## WHAT THIS TASK INVOLVES
Your answer should be one number: the count of lines in these entries that hold the word "time".

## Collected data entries
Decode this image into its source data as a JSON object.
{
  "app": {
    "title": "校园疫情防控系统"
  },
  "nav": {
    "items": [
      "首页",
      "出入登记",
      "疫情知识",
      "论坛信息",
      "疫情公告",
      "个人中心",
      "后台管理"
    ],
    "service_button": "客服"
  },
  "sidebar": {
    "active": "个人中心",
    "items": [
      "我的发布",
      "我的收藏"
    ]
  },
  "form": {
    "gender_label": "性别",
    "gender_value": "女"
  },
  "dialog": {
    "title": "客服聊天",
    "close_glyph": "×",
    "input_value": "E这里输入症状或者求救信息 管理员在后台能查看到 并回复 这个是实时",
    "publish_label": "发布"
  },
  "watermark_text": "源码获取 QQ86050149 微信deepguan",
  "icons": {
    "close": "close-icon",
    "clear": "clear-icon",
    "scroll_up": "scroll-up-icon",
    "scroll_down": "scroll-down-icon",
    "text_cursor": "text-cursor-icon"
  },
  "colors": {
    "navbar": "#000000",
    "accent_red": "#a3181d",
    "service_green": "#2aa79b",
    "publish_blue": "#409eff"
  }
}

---

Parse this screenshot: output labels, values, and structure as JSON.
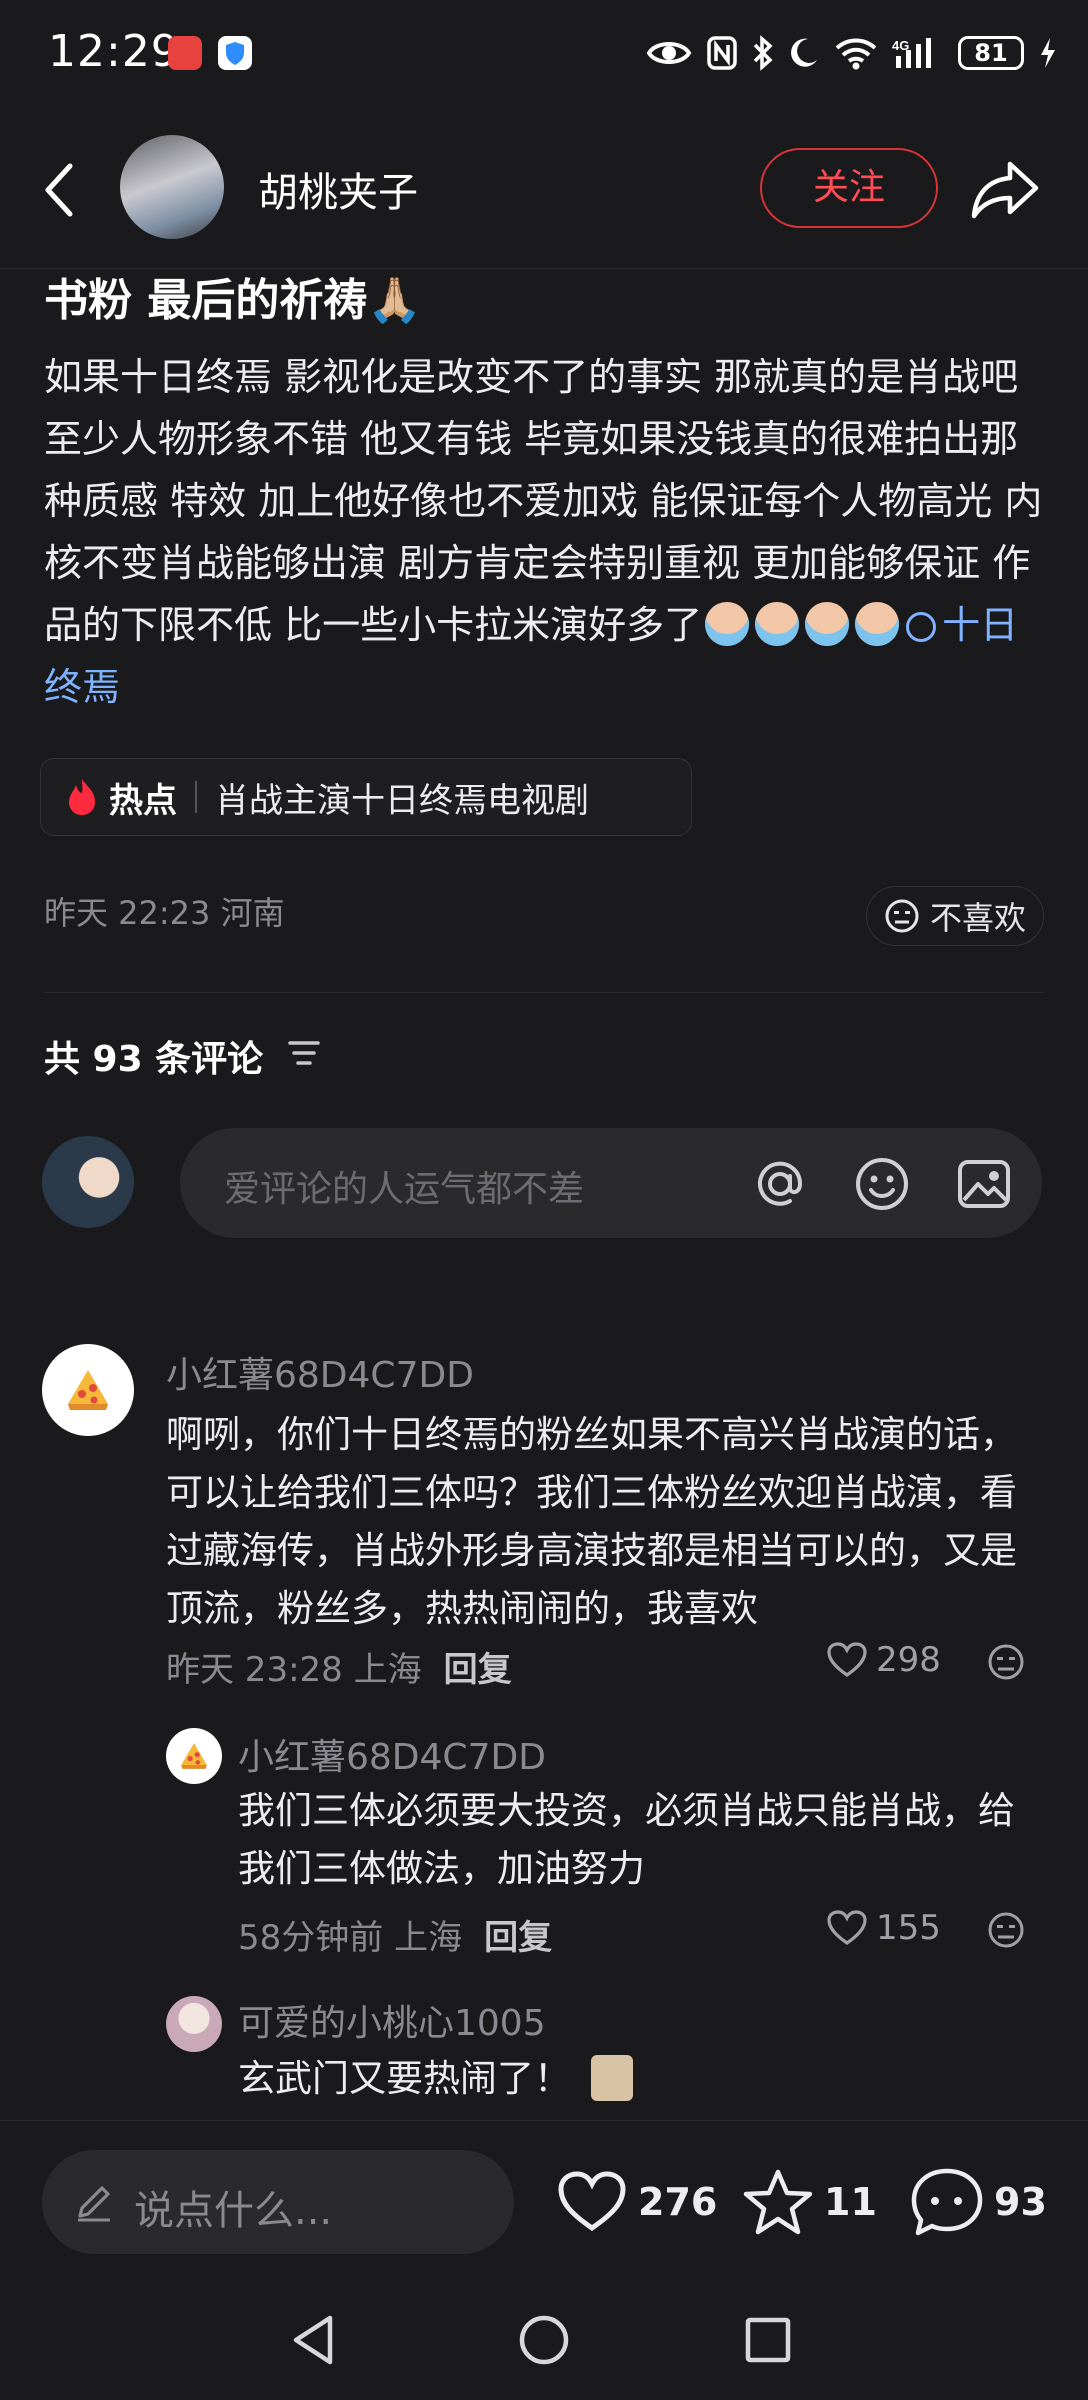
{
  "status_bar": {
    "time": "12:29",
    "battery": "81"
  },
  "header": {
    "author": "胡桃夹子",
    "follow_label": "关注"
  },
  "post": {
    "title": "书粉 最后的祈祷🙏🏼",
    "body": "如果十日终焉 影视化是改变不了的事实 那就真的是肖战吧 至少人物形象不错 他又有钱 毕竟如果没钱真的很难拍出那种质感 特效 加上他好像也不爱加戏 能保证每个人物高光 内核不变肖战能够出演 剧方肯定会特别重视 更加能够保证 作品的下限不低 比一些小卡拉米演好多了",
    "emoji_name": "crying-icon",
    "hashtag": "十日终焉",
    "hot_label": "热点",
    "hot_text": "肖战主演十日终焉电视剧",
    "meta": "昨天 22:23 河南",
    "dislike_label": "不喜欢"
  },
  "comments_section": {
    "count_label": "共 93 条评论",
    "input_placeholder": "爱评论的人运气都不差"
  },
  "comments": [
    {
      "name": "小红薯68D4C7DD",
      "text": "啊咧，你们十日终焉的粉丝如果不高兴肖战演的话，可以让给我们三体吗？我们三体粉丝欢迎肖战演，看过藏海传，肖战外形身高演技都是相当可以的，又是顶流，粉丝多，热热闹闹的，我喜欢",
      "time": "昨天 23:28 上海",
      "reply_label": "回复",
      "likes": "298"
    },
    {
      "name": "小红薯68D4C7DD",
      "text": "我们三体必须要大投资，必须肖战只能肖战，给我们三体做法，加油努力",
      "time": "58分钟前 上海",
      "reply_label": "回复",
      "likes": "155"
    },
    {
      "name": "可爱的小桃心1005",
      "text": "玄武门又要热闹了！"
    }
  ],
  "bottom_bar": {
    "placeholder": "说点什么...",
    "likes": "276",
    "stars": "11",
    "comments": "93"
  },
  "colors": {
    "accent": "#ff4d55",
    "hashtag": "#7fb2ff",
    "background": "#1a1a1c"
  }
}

## RESPONSE
3